||The topic of this article may not meet Wikipedia's notability guidelines for products and services. (December 2013)|
|Stable release||1.46.1 / 1997|
|Operating system||DOS, OS/2|
|Platform||DOS, DPMI, OS/2|
|Size||download archive is about 680K|
|Type||FidoNet mail processing software|
FastEcho is a message processing package for FTN (FidoNet Technology Network) mail systems. It was written and released as shareware by Tobias Burchhardt in 1991. The latest available version is 1.46.1 which was released in 1997. FastEcho was one of the fastest FTN mail processing packages available for FTN style messages. Available in three flavors, DOS, DPMI and native OS/2 32bit, it offered numerous features that were desirable for leafnode systems as well as highend FTN mail distribution hubs.
FastEcho's minimum system requirements were very easy to meet. It ran on IBM PCs, XTs, ATs or compatibles with optimized routines for 386, 486, and Pentium based and compatible machines. DOS v3.xx or IBM's OS/2 v2.x or v3.0 were the minimum required operating system platforms.
Some sort of archiver package was also needed to be able to open and seal the mail bundles. The list of supported archiver packages was PKZIP/PKUNZIP 1.10/2.04g, ARJ 2.30/2.41a, LHARC 1.13c/LHa 2.13, PKPAK/PKUNPAK 3.61, ARC 6.02, ZOO 2.10, PAK 2.51, SQZ 1.08, RAR 1.5x, and UC2 2.00. Optionally, an extractor program that automatically coped with the different decompression programs could be used. The two supported ones were General Unpack Shell (GUS) 1.90 or later and PolyXarc 2.1a or later.
Numerous FTN mailers like FrontDoor, D'Bridge, and BinkleyTerm were supported. Also supported were various Bulletin Board System packages like RemoteAccess, Maximus, QuickBBS, and T.A.G. Pretty much any BBS package could be used as long as it supported one of the three supported message base formats. They were the FTN MSG format, the HMB designed by Adam Hudson, and the JAM format. You could also use FastEcho if you were a BBS user and did all your mail stuff offline like QWK and Blue Wave users did. This method was a bit more complicated but allowed the BBS user to operate much like any other FTN mail system and reap the benefits of such.
FastEcho had numerous features that were desirable on many systems. Mail distribution hubs looked for the ability to handle many downlinks as well as large numbers of message areas. FastEcho could handle up to 1024 downlinks and up to 3072 message areas.
- Support for multitasking environments such as Microsoft Windows, Quarterdeck's DESQview and OS/2
- Support for networking environments like Novell and LANtastic.
- Updating AREAS.BBS (BBS' message base configuration) with new message areas when they are created automatically.

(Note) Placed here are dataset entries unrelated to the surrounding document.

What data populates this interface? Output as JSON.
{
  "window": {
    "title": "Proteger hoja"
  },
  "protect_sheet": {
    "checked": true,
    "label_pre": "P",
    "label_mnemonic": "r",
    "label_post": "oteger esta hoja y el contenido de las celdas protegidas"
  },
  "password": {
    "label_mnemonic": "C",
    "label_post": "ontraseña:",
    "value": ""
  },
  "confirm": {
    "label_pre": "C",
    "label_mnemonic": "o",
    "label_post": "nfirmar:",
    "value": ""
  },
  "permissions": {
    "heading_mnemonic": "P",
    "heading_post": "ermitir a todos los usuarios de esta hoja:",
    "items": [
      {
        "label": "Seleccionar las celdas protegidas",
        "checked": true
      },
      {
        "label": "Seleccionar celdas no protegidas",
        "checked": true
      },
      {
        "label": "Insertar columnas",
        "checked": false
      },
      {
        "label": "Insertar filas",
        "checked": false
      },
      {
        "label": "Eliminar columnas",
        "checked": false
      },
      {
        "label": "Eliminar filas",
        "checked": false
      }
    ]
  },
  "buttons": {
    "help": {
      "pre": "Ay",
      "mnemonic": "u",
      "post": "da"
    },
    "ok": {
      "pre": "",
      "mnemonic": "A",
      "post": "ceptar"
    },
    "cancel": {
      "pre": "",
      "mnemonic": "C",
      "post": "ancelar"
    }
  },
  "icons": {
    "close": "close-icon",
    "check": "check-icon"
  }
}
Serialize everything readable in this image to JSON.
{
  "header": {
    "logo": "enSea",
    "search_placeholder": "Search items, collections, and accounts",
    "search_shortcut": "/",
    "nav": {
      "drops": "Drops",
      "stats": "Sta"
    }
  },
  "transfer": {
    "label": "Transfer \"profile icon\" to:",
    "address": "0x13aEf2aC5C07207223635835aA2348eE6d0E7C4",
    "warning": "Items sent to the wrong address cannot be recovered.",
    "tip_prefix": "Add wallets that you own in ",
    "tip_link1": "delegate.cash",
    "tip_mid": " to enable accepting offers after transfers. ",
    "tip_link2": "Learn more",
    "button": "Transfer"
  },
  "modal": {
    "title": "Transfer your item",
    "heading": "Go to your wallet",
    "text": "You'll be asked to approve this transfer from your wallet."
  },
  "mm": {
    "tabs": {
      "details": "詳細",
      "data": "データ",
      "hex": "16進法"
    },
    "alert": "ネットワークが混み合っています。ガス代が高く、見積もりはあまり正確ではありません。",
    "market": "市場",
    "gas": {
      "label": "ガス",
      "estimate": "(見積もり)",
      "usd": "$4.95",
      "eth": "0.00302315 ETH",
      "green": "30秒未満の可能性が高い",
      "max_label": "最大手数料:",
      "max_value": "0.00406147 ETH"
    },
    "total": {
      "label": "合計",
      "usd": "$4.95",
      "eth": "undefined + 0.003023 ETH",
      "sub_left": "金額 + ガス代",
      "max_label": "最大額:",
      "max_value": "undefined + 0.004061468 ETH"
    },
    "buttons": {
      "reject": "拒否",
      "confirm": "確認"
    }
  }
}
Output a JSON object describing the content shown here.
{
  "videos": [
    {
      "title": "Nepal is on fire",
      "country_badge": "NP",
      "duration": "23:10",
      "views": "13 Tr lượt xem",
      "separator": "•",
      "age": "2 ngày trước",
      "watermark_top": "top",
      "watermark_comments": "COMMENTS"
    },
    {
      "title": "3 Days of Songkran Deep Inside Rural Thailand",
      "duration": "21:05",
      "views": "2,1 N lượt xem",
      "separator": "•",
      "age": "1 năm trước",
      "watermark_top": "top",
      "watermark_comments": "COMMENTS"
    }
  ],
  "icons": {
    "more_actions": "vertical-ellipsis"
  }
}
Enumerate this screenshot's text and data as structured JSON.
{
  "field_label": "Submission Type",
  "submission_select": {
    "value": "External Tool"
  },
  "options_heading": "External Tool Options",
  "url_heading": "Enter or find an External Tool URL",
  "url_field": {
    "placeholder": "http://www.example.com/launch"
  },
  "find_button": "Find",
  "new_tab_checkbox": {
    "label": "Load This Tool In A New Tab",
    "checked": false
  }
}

- Transliteration of German non-ASCII characters in incoming messages when the option “Convert Umlauts” for the message area is enabled, using a certain popular character encoding as the source, although that causes messages in other encodings to get corrupted, which is a problem when the option is enabled inadvertently.
The DOS version (including DPMI) has a limit of 64 KiB per message, cutting any larger message down to that size. Worse, the default setting is 32 KiB. In OS/2 version, the maximum size is 512 KiB.
Since the release, many free (both as in speech and beer) alternatives emerged, but FastEcho was considered by some people[who?] one the easiest tossers to configure.
The latest version of FastEcho, although proprietary and not improvable, is still downloadable from an official site today.
Registration keys are nowadays available for free on request from the author.
- "FastEcho FAQ" (in Russian). 13 December 2001. Retrieved 14 March 2009.